■ **What this task involves**
Reproduce the listing below character for character; drop every image.

■ **Data extracts**
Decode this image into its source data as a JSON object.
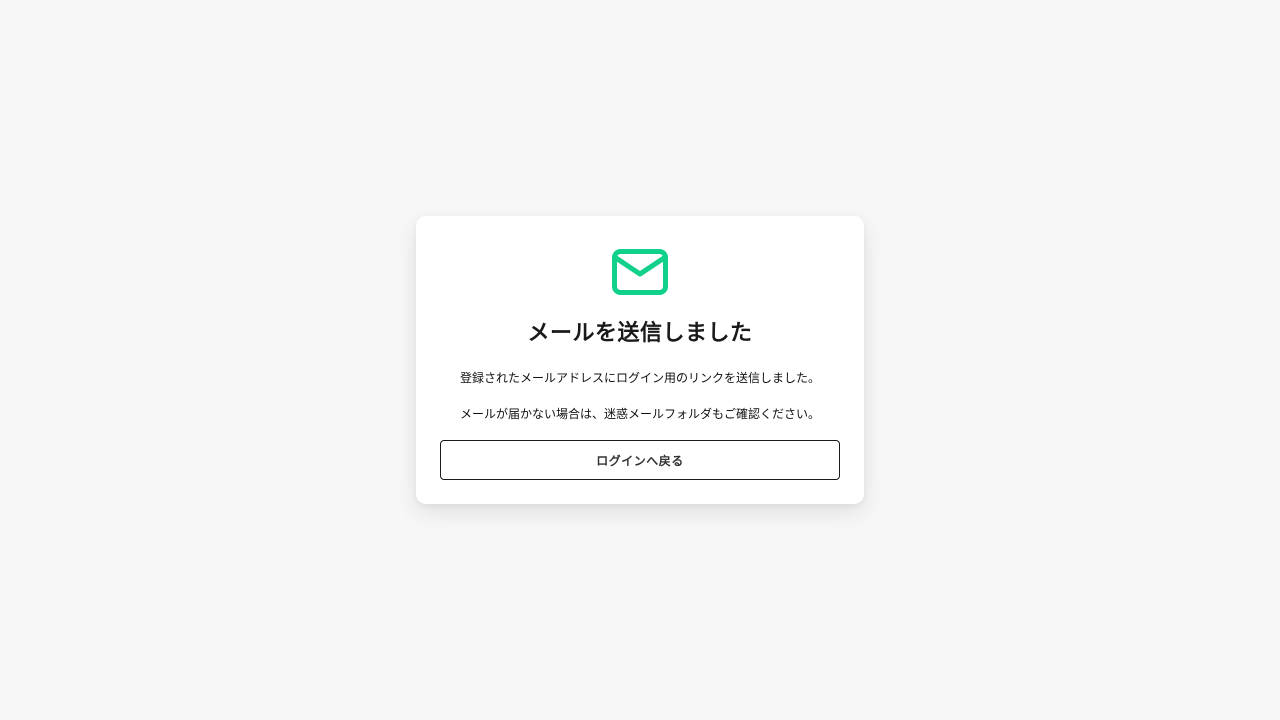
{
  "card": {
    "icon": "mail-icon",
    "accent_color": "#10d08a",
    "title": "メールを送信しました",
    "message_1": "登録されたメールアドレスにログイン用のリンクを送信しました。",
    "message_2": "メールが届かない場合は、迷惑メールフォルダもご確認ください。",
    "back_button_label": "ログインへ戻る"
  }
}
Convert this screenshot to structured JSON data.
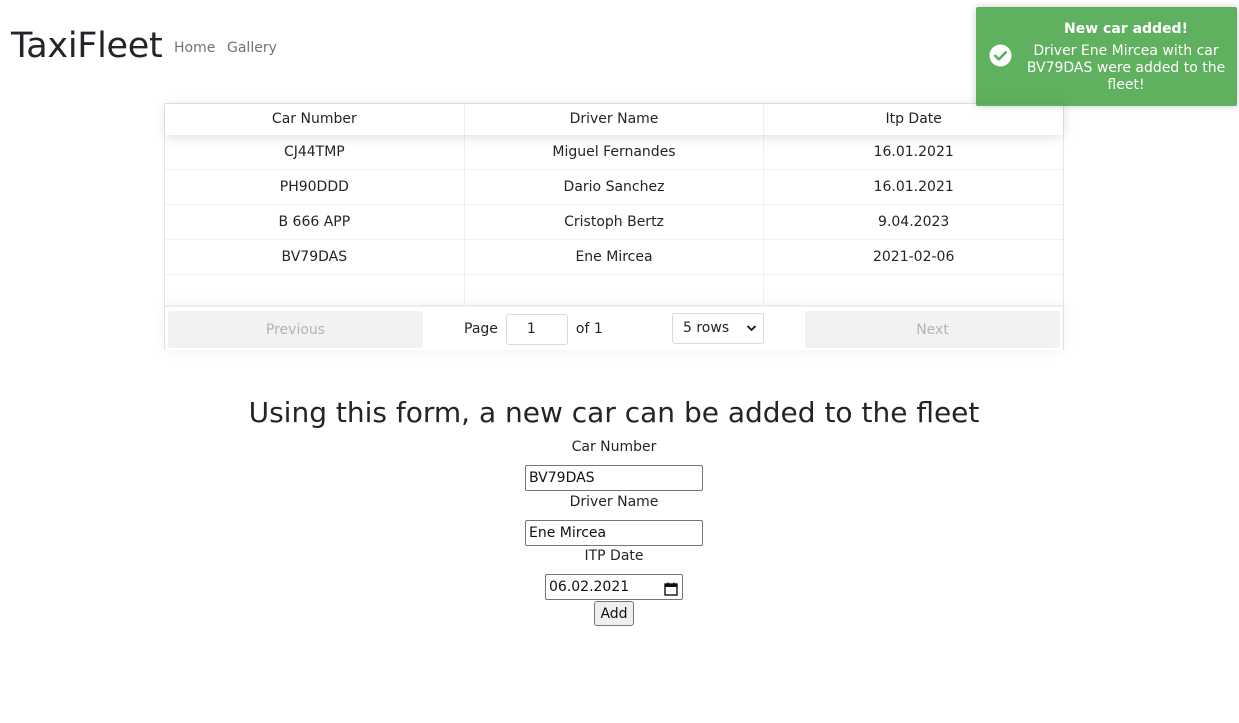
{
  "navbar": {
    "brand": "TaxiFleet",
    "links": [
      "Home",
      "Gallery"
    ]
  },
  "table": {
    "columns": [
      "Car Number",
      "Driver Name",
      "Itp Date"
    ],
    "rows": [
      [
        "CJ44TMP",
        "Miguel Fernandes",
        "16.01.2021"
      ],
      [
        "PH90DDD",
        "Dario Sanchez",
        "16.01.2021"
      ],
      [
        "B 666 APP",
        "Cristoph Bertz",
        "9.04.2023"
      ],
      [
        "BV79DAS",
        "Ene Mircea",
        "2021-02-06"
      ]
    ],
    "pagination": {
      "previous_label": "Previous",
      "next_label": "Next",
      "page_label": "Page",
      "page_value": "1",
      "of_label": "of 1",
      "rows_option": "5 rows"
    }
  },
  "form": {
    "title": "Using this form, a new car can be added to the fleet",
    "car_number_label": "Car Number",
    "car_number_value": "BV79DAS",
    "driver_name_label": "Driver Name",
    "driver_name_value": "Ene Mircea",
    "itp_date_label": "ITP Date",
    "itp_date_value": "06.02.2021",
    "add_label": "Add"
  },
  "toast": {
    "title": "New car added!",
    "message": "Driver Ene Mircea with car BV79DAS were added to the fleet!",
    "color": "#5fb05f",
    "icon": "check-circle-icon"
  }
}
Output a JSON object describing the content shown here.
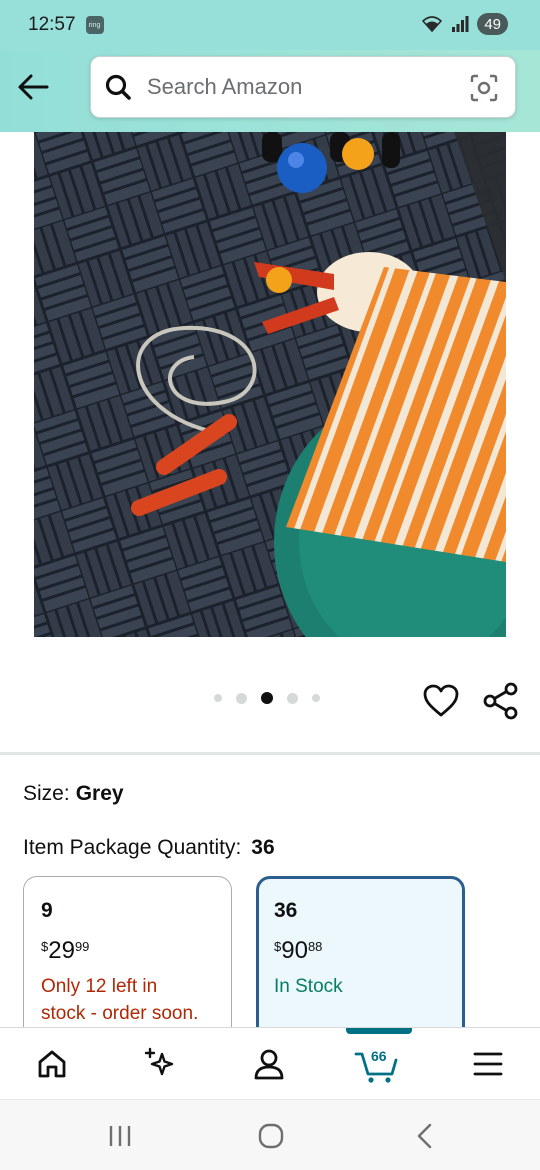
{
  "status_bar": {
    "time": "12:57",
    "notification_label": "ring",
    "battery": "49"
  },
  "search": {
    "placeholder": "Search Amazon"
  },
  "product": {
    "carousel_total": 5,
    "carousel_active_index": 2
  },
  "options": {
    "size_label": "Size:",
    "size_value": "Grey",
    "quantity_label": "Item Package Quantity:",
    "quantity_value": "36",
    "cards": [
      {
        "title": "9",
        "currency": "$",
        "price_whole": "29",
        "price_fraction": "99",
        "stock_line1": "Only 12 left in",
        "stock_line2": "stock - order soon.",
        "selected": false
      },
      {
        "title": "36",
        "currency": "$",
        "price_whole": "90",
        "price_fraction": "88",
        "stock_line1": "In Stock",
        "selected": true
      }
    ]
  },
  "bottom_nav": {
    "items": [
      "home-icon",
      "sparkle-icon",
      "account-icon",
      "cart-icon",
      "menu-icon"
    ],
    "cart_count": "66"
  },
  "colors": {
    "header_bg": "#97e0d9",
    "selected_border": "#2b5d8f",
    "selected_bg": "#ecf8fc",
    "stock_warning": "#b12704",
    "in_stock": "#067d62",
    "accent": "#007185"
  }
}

■ **Response box**
Decode this image into its source data as a JSON object.
{
  "card": {
    "icon": "mail-icon",
    "accent_color": "#10d08a",
    "title": "メールを送信しました",
    "message_1": "登録されたメールアドレスにログイン用のリンクを送信しました。",
    "message_2": "メールが届かない場合は、迷惑メールフォルダもご確認ください。",
    "back_button_label": "ログインへ戻る"
  }
}
Convert this screenshot to structured JSON data.
{
  "navbar": {
    "brand": "TaxiFleet",
    "links": [
      "Home",
      "Gallery"
    ]
  },
  "table": {
    "columns": [
      "Car Number",
      "Driver Name",
      "Itp Date"
    ],
    "rows": [
      [
        "CJ44TMP",
        "Miguel Fernandes",
        "16.01.2021"
      ],
      [
        "PH90DDD",
        "Dario Sanchez",
        "16.01.2021"
      ],
      [
        "B 666 APP",
        "Cristoph Bertz",
        "9.04.2023"
      ],
      [
        "BV79DAS",
        "Ene Mircea",
        "2021-02-06"
      ]
    ],
    "pagination": {
      "previous_label": "Previous",
      "next_label": "Next",
      "page_label": "Page",
      "page_value": "1",
      "of_label": "of 1",
      "rows_option": "5 rows"
    }
  },
  "form": {
    "title": "Using this form, a new car can be added to the fleet",
    "car_number_label": "Car Number",
    "car_number_value": "BV79DAS",
    "driver_name_label": "Driver Name",
    "driver_name_value": "Ene Mircea",
    "itp_date_label": "ITP Date",
    "itp_date_value": "06.02.2021",
    "add_label": "Add"
  },
  "toast": {
    "title": "New car added!",
    "message": "Driver Ene Mircea with car BV79DAS were added to the fleet!",
    "color": "#5fb05f",
    "icon": "check-circle-icon"
  }
}
Output a JSON object describing the content shown here.
{
  "status_bar": {
    "time": "12:57",
    "notification_label": "ring",
    "battery": "49"
  },
  "search": {
    "placeholder": "Search Amazon"
  },
  "product": {
    "carousel_total": 5,
    "carousel_active_index": 2
  },
  "options": {
    "size_label": "Size:",
    "size_value": "Grey",
    "quantity_label": "Item Package Quantity:",
    "quantity_value": "36",
    "cards": [
      {
        "title": "9",
        "currency": "$",
        "price_whole": "29",
        "price_fraction": "99",
        "stock_line1": "Only 12 left in",
        "stock_line2": "stock - order soon.",
        "selected": false
      },
      {
        "title": "36",
        "currency": "$",
        "price_whole": "90",
        "price_fraction": "88",
        "stock_line1": "In Stock",
        "selected": true
      }
    ]
  },
  "bottom_nav": {
    "items": [
      "home-icon",
      "sparkle-icon",
      "account-icon",
      "cart-icon",
      "menu-icon"
    ],
    "cart_count": "66"
  },
  "colors": {
    "header_bg": "#97e0d9",
    "selected_border": "#2b5d8f",
    "selected_bg": "#ecf8fc",
    "stock_warning": "#b12704",
    "in_stock": "#067d62",
    "accent": "#007185"
  }
}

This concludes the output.